“About six months after the tornado, I went to a routine doctor appointment and told him about the pain I was having in one of my hands,” said Kendall. “He did some tests and sent me right to a specialist. The specialist told me I owed that doctor my life. The main artery to my heart was 99 percent blocked. I was two weeks away from a heart attack.”
“It’s sure enjoyable to not have to answer to a clock. Now, I can cut part of the yard, take a break, cut some more, and take another break.” -Butch Kendall, Teamsters Local 916 Retiree
A stint was put in and Kendall went right back to work, but this time he was on the prescription medicine Crestor.
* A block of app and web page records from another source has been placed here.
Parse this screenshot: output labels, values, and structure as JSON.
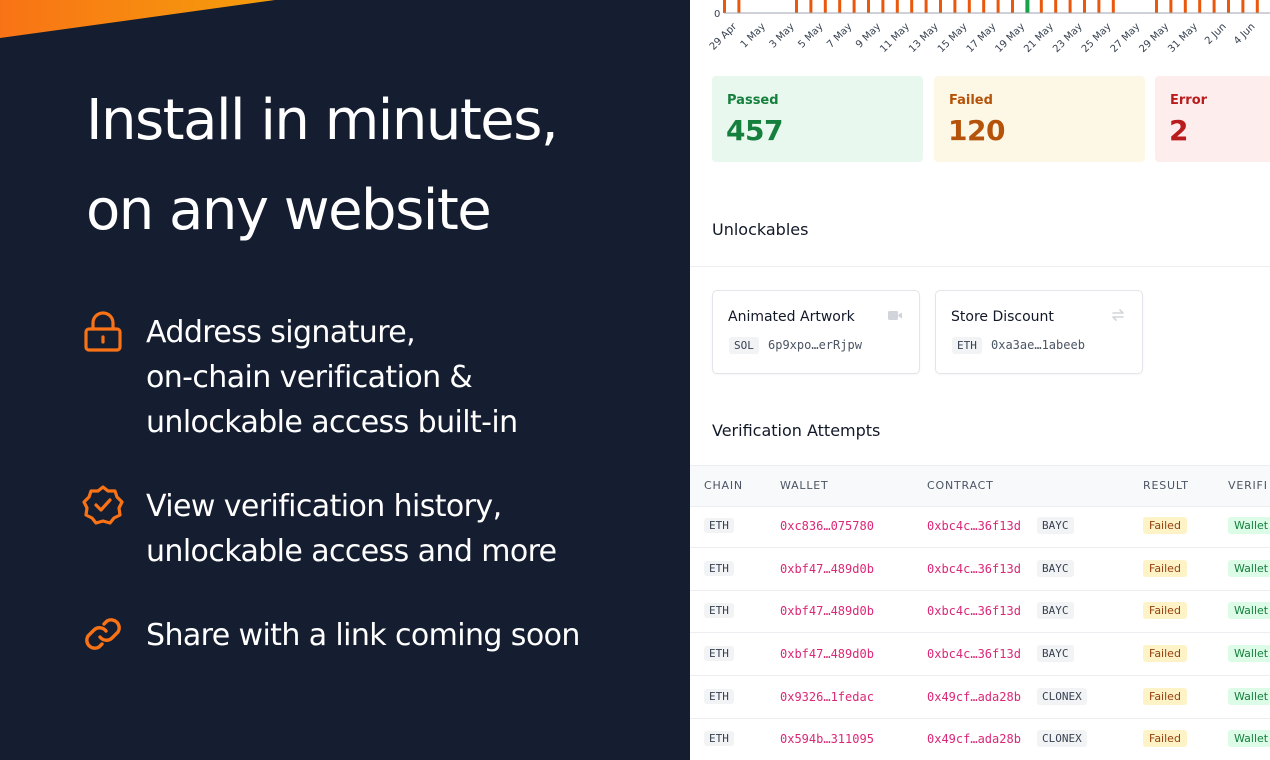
{
  "promo": {
    "headline_line1": "Install in minutes,",
    "headline_line2": "on any website",
    "features": [
      {
        "icon": "lock-icon",
        "lines": [
          "Address signature,",
          "on-chain verification &",
          "unlockable access built-in"
        ]
      },
      {
        "icon": "verified-badge-icon",
        "lines": [
          "View verification history,",
          "unlockable access and more"
        ]
      },
      {
        "icon": "link-icon",
        "lines": [
          "Share with a link coming soon"
        ]
      }
    ],
    "accent_color": "#f97316",
    "background_color": "#151d30"
  },
  "chart_data": {
    "type": "bar",
    "ylabel_zero": "0",
    "x_tick_labels": [
      "29 Apr",
      "1 May",
      "3 May",
      "5 May",
      "7 May",
      "9 May",
      "11 May",
      "13 May",
      "15 May",
      "17 May",
      "19 May",
      "21 May",
      "23 May",
      "25 May",
      "27 May",
      "29 May",
      "31 May",
      "2 Jun",
      "4 Jun"
    ],
    "series": [
      {
        "color": "#ea580c"
      },
      {
        "color": "#16a34a"
      }
    ]
  },
  "stats": {
    "passed": {
      "label": "Passed",
      "value": "457"
    },
    "failed": {
      "label": "Failed",
      "value": "120"
    },
    "error": {
      "label": "Error",
      "value": "2"
    }
  },
  "unlockables": {
    "title": "Unlockables",
    "items": [
      {
        "name": "Animated Artwork",
        "chain": "SOL",
        "address": "6p9xpo…erRjpw",
        "icon": "video-icon"
      },
      {
        "name": "Store Discount",
        "chain": "ETH",
        "address": "0xa3ae…1abeeb",
        "icon": "swap-arrows-icon"
      }
    ]
  },
  "attempts": {
    "title": "Verification Attempts",
    "columns": [
      "CHAIN",
      "WALLET",
      "CONTRACT",
      "RESULT",
      "VERIFI"
    ],
    "rows": [
      {
        "chain": "ETH",
        "wallet": "0xc836…075780",
        "contract": "0xbc4c…36f13d",
        "collection": "BAYC",
        "result": "Failed",
        "verification": "Wallet"
      },
      {
        "chain": "ETH",
        "wallet": "0xbf47…489d0b",
        "contract": "0xbc4c…36f13d",
        "collection": "BAYC",
        "result": "Failed",
        "verification": "Wallet"
      },
      {
        "chain": "ETH",
        "wallet": "0xbf47…489d0b",
        "contract": "0xbc4c…36f13d",
        "collection": "BAYC",
        "result": "Failed",
        "verification": "Wallet"
      },
      {
        "chain": "ETH",
        "wallet": "0xbf47…489d0b",
        "contract": "0xbc4c…36f13d",
        "collection": "BAYC",
        "result": "Failed",
        "verification": "Wallet"
      },
      {
        "chain": "ETH",
        "wallet": "0x9326…1fedac",
        "contract": "0x49cf…ada28b",
        "collection": "CLONEX",
        "result": "Failed",
        "verification": "Wallet"
      },
      {
        "chain": "ETH",
        "wallet": "0x594b…311095",
        "contract": "0x49cf…ada28b",
        "collection": "CLONEX",
        "result": "Failed",
        "verification": "Wallet"
      }
    ]
  }
}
Whether it was the heart or the drug, Kendall found himself with about half the strength he used to have.
Kendall finally retired on September 14, 2010. At first, it was a little hard to get used to; not surprising for a man who hasn’t drawn a single week of unemployment since 1969.
“I returned from three years running the rivers in Vietnam,” said the U.S. Navy veteran. “I started my first full time job three days later.”
Kendall started driving in 1973 – delivering coal to the local power plant. He joined the Teamsters, then got on with Capitol Group in Springfield. In the late 1970s and 80s, he ran the border states but most of his career was driving in Illinois. “I liked the independence,” said Kendall. “I used to joke that I’d leave before anyone arrived and return after they were gone, so the only one I’d really answer to was the clipboard, checking in and out.”
Now, the only one he checks in with is Patty, the wife he met in the mid-1960s, six weeks before he left for Vietnam. The two see their only child, Kimberly, of Green Bay, WI, several times a year, often joining her to cheer on the Green Bay Packers, thanks to Kim’s season tickets. They are also in the middle of building a garage on the property they own next door to
However, Patty generally avoids the “man cave,” as Kendall describes it. That’s where Kendall has his pool table and his enormous collection of videos and vintage music, downloaded from free sites online. “The man cave got lots of use before I retired and still does,” said Kendall, with a laugh. “It’s sure enjoyable to not have to answer to a clock,” said Kendall. “Now, I can cut part of the yard, take a break, cut some more, and take another break.”
Teamsters Local 916 proudly represents over 4,000 hardworking men and women throughout the State of Illinois in the private and public sectors.